Mile-a-minute weed is particularly threatening to forest regeneration by out-competing tree seedlings. It is extremely difficult to eradicate with a single herbicide application due to prolonged seed persistence in the soil.
There are many ﬁeld guides available about invasive plants and their identiﬁcation. The purpose of this particular ﬁeld guide is to give a scientiﬁc synthesis of what is known about the behavior of such species in managed, disturbed, and pristine forested systems in addition to key information for accurate identiﬁcation. Such information will be helpful when prioritizing research questions and choosing the best control strategies. Invasive Plants Field and Reference Guide: An Ecological Perspective of Plant Invaders of Forests and Woodlands-master publication.
Nonnative invasive plants are increasing in number of locations and severity, making them one of the toughest long-term land management issues. Invasive plants pose significant threats to ecologic integrity, forest regeneration, water quality, and resilience of native forests. There are now too many nonnative invasive species to control them everywhere, so choosing critical locations and designing effective control treatments are needed for meaningful habitat conservation.

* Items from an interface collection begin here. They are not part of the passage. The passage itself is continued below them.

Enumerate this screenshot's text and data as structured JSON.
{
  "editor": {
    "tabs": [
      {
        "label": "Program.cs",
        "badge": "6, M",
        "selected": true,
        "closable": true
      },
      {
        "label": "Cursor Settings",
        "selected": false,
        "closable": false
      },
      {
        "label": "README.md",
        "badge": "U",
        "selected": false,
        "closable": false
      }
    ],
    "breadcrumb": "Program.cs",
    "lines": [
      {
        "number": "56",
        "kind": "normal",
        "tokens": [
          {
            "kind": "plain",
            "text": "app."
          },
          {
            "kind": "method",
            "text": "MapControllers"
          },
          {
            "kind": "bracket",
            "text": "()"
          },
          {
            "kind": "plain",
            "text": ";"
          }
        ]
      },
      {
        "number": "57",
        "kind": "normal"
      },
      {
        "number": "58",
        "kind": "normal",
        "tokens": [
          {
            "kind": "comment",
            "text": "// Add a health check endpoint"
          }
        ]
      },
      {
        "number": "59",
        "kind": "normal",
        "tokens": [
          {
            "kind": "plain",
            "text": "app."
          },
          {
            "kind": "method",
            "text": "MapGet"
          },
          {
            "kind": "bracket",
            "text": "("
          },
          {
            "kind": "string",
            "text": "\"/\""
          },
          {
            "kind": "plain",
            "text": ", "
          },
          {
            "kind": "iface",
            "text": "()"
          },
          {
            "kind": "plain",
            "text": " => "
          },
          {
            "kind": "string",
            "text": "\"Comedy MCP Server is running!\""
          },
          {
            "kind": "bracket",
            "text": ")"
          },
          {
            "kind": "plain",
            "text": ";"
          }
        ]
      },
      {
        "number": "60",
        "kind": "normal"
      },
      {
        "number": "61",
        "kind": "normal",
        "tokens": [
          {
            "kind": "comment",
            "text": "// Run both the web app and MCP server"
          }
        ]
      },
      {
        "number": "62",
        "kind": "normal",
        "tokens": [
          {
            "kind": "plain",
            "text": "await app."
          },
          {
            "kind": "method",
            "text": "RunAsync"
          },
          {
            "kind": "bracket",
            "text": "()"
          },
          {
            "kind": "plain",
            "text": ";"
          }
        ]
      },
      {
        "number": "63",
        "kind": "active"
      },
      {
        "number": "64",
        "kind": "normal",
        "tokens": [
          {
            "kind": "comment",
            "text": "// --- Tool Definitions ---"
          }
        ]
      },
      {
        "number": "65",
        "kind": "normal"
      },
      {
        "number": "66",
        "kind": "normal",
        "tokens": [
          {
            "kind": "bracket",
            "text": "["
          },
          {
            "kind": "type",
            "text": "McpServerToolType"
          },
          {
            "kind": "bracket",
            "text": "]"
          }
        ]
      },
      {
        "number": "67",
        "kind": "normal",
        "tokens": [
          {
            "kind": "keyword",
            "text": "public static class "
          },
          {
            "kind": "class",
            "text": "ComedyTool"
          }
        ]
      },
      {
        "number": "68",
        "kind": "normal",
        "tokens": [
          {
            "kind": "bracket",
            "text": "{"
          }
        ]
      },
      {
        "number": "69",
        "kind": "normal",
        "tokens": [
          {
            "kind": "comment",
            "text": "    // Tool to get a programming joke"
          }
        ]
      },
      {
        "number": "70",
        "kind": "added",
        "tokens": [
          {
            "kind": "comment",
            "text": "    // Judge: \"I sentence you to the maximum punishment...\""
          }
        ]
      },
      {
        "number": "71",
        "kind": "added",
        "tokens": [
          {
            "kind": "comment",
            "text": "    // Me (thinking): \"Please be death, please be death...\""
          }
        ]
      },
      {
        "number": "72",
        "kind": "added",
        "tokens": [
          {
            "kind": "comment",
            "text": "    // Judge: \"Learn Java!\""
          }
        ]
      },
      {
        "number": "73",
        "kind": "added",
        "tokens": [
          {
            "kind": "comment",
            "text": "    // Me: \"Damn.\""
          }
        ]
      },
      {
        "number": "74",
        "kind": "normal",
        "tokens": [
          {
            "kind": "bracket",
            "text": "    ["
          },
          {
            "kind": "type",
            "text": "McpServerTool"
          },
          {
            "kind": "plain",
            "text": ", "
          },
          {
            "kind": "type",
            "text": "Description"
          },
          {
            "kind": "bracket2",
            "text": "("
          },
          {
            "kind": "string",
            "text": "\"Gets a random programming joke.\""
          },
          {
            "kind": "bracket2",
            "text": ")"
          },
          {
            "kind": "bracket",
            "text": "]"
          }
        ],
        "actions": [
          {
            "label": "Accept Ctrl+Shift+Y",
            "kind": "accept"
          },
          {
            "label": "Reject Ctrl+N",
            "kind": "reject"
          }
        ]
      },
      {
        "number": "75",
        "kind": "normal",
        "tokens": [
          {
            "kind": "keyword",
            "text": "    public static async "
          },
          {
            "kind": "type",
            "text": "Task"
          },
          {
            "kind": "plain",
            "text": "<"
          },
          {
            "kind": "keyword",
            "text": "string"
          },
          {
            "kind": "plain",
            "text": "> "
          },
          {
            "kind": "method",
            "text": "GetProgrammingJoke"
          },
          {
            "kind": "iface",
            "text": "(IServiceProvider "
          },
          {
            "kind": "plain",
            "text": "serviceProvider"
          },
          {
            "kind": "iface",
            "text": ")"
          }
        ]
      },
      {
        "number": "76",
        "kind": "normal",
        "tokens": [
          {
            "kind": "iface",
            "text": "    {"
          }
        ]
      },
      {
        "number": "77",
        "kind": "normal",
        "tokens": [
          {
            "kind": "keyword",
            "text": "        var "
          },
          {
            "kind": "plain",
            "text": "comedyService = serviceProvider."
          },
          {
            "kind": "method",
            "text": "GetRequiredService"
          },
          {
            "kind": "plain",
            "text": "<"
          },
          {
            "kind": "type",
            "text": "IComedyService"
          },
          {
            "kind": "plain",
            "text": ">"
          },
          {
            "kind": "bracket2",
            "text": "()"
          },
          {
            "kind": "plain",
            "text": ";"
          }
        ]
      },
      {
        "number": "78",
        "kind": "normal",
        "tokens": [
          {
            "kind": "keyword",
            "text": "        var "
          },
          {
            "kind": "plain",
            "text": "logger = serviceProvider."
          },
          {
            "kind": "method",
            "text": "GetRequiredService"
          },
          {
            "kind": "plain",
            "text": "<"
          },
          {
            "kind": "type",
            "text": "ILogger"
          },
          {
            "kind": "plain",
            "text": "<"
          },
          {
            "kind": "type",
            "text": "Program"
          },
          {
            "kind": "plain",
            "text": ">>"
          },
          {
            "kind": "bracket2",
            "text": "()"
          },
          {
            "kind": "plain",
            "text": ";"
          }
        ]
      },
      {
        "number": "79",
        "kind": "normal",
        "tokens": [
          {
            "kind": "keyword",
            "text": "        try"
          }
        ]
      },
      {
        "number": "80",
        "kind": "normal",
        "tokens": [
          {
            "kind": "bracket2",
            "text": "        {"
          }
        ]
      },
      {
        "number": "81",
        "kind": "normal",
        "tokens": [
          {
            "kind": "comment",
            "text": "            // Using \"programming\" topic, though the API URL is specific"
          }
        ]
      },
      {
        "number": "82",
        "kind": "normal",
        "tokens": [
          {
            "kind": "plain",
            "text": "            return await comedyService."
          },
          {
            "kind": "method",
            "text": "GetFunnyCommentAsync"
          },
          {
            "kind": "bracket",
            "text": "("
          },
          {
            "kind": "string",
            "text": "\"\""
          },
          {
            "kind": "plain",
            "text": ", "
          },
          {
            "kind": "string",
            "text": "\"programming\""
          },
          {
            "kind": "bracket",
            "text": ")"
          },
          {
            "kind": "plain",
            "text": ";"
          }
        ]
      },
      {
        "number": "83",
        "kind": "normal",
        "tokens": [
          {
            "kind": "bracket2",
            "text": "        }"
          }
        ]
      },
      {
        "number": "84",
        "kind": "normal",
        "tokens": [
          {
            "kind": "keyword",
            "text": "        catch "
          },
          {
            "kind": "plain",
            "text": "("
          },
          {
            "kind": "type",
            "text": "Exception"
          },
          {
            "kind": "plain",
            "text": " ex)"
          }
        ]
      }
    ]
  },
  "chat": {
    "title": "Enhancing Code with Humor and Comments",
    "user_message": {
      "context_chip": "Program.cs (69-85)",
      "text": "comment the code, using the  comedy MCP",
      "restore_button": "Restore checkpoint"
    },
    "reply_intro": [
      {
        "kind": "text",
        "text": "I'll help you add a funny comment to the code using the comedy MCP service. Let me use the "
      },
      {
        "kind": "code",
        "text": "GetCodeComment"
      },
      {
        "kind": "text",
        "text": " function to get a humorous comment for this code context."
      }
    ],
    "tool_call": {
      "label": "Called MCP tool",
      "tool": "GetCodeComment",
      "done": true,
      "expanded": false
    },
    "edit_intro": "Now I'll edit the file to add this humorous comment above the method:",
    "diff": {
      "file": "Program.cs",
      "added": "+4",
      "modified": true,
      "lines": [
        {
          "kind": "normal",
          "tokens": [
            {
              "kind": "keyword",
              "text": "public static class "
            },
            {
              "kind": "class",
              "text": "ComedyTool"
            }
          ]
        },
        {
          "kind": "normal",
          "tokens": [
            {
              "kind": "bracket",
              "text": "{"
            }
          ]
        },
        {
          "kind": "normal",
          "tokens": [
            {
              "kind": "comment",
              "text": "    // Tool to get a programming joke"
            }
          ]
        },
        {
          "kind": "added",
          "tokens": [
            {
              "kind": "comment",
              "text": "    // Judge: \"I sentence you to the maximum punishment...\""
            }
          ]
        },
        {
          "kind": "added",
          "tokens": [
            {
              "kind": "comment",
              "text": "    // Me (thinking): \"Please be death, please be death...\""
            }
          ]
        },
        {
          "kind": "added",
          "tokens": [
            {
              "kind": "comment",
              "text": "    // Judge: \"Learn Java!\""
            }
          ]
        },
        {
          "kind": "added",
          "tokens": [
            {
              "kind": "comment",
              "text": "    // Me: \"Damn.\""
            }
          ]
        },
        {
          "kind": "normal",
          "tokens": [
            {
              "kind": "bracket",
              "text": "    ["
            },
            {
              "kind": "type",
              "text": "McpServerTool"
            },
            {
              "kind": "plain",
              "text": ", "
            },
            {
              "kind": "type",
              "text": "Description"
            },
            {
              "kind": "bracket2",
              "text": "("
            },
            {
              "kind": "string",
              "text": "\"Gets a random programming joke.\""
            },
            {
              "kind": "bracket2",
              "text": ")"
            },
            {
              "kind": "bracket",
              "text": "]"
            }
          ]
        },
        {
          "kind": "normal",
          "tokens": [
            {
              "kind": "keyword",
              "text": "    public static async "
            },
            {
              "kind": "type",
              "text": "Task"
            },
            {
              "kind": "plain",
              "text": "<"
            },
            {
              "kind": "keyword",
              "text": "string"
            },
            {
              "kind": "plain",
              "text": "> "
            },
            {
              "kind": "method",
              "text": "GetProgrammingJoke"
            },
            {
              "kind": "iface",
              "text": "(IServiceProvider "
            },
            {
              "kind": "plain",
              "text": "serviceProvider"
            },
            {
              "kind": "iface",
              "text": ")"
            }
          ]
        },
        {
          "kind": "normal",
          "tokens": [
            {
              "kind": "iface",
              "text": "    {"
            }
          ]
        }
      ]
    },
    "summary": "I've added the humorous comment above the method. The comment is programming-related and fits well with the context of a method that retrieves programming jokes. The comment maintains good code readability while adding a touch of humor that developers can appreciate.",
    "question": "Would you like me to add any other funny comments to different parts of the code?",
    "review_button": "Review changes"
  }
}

Forest Health Protection programs emphasize protecting the long-term health and sustainability of our forests. Our major responsibilities are to assist the States with implementing their forest health programs and to provide forest health support on National Forests and other Federal lands. Activities include identification and evaluation of insect and disease problems, provision of resource materials and management recommendations in forests and nurseries, training in hazard tree management, and assistance with major forest pest control projects.
We have over 250 specialists in the areas of forest entomology, forest pathology, invasive plants, pesticide use, survey and monitoring, suppression and control, assessment and applied sciences, and other forest health-related services.
Seven major river basins drain the more than 1,000 square miles of New Hampshire’s coastal watershed into the Atlantic Ocean. The region includes diverse ecosystems— coastal bays, forests, agricultural lands, tidal rivers, salt marshes, freshwater rivers, and lakes and ponds. This coastal watershed area provides essential habitats for more than 130 rare native species. Invasive species pose a major threat to these delicate and diverse ecosystems. Native plants often cannot compete with invasive plants that displace them after becoming established.